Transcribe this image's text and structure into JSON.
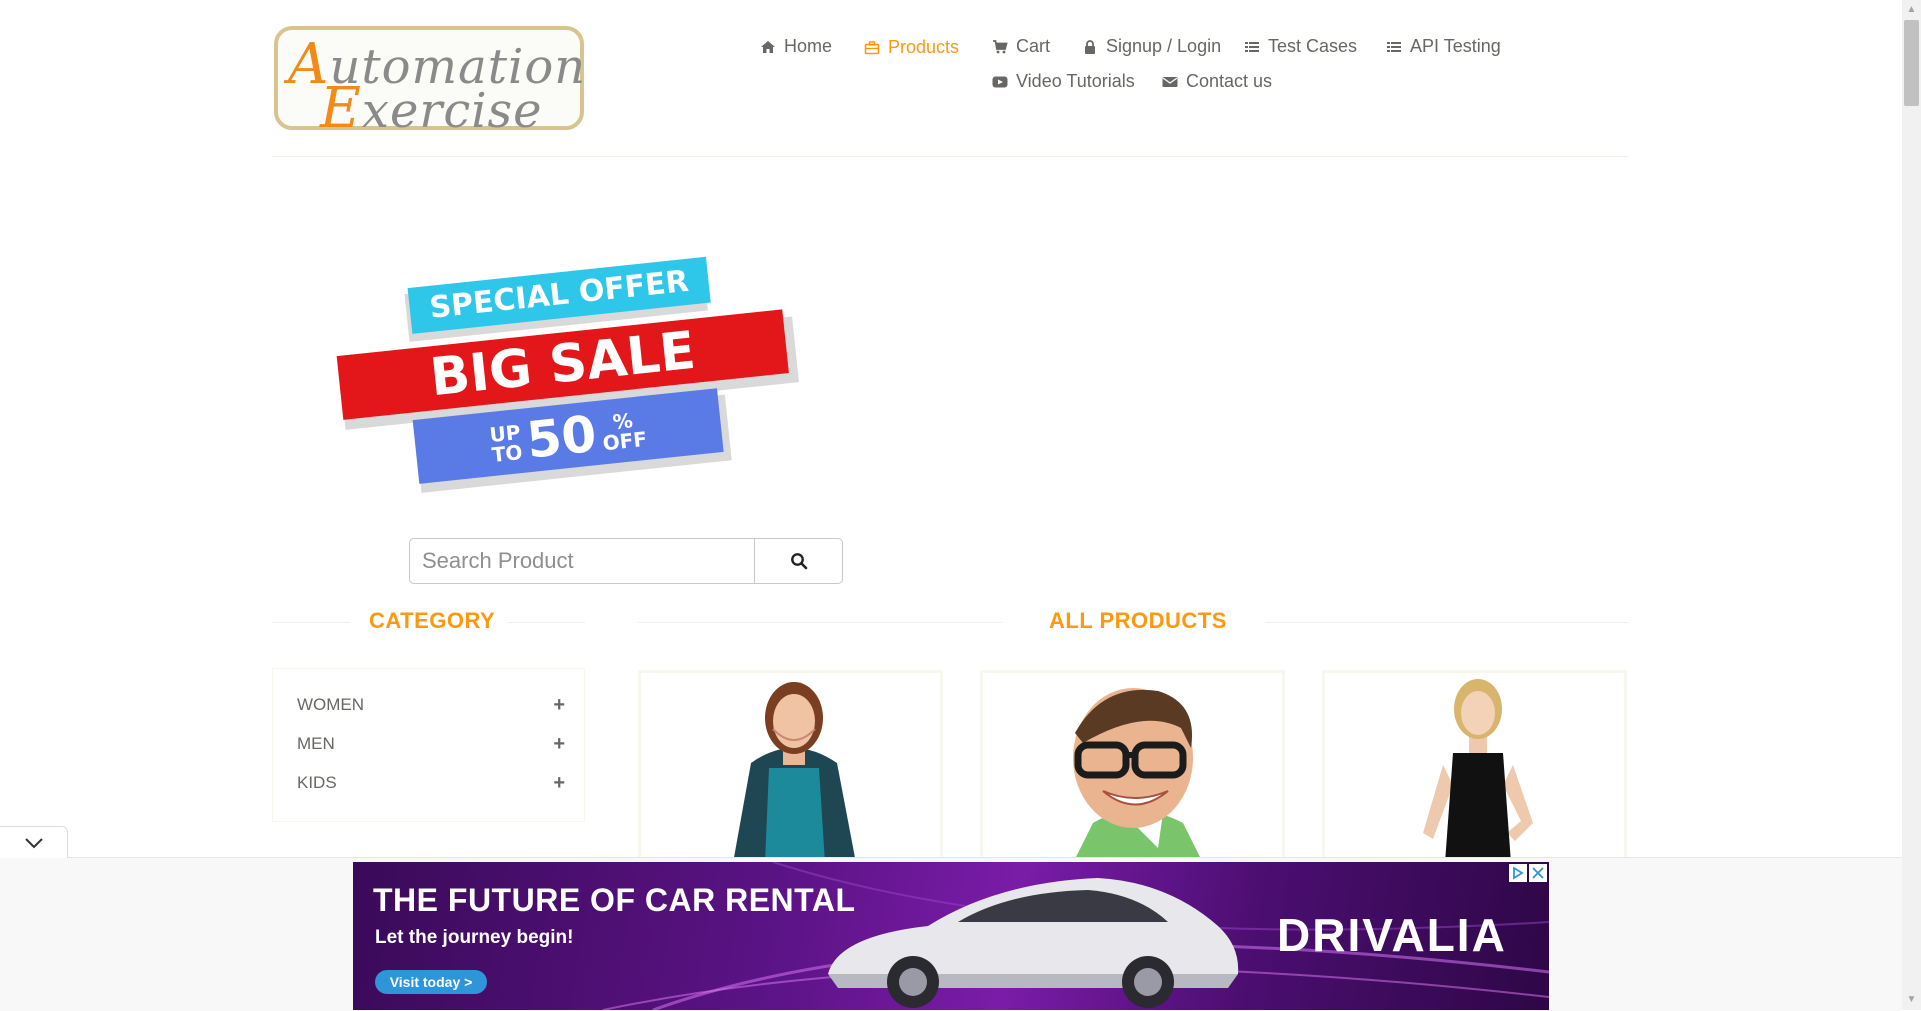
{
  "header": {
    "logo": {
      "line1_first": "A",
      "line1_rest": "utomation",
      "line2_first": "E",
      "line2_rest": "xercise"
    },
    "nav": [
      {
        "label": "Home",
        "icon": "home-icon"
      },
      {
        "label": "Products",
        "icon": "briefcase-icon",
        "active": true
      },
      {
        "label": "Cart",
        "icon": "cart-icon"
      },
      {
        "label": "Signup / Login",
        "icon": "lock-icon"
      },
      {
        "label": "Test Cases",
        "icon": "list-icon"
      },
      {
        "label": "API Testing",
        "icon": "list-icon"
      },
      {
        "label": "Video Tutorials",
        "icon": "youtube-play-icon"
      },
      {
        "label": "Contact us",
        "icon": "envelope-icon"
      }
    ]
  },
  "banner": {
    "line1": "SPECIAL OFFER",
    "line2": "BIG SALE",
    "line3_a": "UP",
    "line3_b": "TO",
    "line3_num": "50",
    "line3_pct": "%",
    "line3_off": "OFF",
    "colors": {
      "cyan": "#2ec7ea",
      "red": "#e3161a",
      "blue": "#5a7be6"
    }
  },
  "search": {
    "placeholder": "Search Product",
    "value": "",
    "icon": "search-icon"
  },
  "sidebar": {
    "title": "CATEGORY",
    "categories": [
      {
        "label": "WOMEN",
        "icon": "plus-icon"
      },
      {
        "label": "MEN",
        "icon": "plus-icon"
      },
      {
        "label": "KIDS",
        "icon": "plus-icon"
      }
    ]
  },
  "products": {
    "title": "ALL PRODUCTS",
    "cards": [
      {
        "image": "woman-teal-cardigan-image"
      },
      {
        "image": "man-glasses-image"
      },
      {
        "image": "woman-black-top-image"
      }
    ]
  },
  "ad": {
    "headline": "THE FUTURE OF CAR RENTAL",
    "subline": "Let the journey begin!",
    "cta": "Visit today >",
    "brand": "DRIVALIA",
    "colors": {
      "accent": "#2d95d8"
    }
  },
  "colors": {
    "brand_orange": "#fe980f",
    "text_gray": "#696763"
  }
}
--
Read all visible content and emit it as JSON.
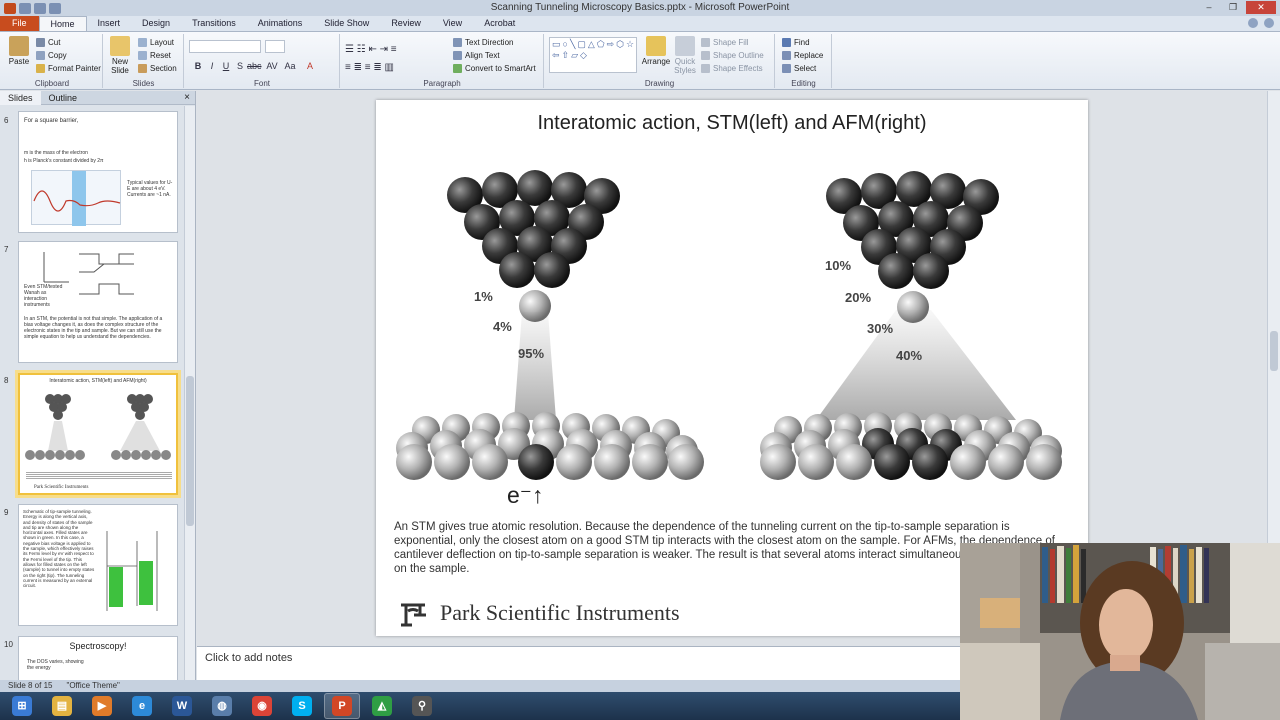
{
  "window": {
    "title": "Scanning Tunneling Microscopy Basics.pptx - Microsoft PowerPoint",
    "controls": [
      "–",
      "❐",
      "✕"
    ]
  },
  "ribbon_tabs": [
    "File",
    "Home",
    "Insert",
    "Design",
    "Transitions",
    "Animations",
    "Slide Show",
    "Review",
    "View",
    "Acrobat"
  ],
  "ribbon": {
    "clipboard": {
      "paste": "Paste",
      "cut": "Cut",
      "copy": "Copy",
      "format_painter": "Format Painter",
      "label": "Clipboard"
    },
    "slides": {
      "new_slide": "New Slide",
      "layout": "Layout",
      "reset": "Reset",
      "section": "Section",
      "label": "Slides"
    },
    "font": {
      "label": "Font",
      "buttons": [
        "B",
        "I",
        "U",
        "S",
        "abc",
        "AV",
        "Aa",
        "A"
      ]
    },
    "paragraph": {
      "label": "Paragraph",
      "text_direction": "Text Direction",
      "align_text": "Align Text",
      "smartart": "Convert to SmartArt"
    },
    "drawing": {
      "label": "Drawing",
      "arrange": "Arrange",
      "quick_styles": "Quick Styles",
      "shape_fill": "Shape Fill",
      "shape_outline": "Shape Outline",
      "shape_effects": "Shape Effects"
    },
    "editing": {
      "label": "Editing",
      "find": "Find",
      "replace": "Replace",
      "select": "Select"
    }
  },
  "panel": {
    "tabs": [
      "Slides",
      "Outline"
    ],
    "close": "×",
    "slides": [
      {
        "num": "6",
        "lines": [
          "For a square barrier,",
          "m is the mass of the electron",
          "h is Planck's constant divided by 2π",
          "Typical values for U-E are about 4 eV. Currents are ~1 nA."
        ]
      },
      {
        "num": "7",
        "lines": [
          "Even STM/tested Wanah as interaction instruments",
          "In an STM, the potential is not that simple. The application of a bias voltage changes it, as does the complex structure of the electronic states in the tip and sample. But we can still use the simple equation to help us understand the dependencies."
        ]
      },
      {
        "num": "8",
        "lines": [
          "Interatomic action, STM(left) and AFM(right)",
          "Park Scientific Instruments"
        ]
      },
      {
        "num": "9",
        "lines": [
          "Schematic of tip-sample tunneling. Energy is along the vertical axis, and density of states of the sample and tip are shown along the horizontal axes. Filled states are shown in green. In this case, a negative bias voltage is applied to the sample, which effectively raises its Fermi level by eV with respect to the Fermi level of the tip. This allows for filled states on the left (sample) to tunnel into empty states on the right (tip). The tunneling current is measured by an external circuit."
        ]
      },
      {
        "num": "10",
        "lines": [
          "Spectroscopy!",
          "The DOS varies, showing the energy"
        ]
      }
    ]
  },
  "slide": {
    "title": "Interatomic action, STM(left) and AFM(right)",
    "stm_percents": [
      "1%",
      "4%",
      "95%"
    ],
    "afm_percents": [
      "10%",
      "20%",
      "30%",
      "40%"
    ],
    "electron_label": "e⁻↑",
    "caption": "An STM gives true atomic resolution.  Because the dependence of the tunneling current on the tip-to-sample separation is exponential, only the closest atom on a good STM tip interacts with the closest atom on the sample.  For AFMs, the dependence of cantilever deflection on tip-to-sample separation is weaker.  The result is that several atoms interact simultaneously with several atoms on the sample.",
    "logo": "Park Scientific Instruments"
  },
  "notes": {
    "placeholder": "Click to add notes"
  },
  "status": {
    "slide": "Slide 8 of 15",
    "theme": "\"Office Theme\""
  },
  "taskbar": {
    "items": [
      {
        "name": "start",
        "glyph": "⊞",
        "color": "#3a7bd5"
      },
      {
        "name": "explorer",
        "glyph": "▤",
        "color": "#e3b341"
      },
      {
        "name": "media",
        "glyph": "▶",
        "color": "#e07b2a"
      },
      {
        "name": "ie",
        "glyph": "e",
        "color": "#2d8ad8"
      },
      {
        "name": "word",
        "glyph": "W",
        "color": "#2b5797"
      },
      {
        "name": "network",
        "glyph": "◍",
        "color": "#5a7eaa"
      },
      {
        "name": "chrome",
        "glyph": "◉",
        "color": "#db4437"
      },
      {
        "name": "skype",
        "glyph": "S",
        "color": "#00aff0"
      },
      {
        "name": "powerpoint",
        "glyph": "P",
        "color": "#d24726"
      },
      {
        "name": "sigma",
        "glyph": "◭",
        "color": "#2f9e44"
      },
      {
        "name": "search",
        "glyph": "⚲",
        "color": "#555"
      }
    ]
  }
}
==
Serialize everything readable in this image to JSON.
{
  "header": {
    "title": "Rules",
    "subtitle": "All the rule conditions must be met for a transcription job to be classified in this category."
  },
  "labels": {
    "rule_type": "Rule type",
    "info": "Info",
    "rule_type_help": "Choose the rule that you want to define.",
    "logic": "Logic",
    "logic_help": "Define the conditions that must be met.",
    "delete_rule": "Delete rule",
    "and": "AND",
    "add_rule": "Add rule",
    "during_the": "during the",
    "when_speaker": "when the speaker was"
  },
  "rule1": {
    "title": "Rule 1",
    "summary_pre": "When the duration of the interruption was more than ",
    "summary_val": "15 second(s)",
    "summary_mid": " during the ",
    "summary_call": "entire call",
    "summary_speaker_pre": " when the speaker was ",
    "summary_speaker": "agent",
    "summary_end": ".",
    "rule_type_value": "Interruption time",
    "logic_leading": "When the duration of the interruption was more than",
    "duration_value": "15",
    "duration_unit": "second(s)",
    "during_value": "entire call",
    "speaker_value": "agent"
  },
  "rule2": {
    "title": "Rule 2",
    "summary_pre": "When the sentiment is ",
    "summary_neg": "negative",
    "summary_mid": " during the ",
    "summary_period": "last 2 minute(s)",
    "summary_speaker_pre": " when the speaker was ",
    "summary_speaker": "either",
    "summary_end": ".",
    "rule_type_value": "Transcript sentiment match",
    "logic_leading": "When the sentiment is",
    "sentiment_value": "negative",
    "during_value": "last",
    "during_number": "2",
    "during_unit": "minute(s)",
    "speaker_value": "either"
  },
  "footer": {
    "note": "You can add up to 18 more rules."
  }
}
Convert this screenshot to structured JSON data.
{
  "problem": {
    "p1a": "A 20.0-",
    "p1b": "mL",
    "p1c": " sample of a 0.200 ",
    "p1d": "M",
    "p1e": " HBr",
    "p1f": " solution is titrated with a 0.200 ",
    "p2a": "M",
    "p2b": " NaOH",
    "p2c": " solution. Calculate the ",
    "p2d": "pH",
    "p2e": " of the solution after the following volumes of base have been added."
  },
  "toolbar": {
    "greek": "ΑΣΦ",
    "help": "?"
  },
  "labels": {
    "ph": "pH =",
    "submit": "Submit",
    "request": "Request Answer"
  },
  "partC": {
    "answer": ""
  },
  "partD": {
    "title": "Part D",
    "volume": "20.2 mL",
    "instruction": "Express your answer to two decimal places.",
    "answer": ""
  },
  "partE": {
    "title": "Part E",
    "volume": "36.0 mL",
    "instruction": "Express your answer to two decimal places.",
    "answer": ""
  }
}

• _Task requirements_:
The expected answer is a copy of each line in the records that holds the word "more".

• _Response to the task_:
    "summary_pre": "When the duration of the interruption was more than ",
    "logic_leading": "When the duration of the interruption was more than",
    "note": "You can add up to 18 more rules."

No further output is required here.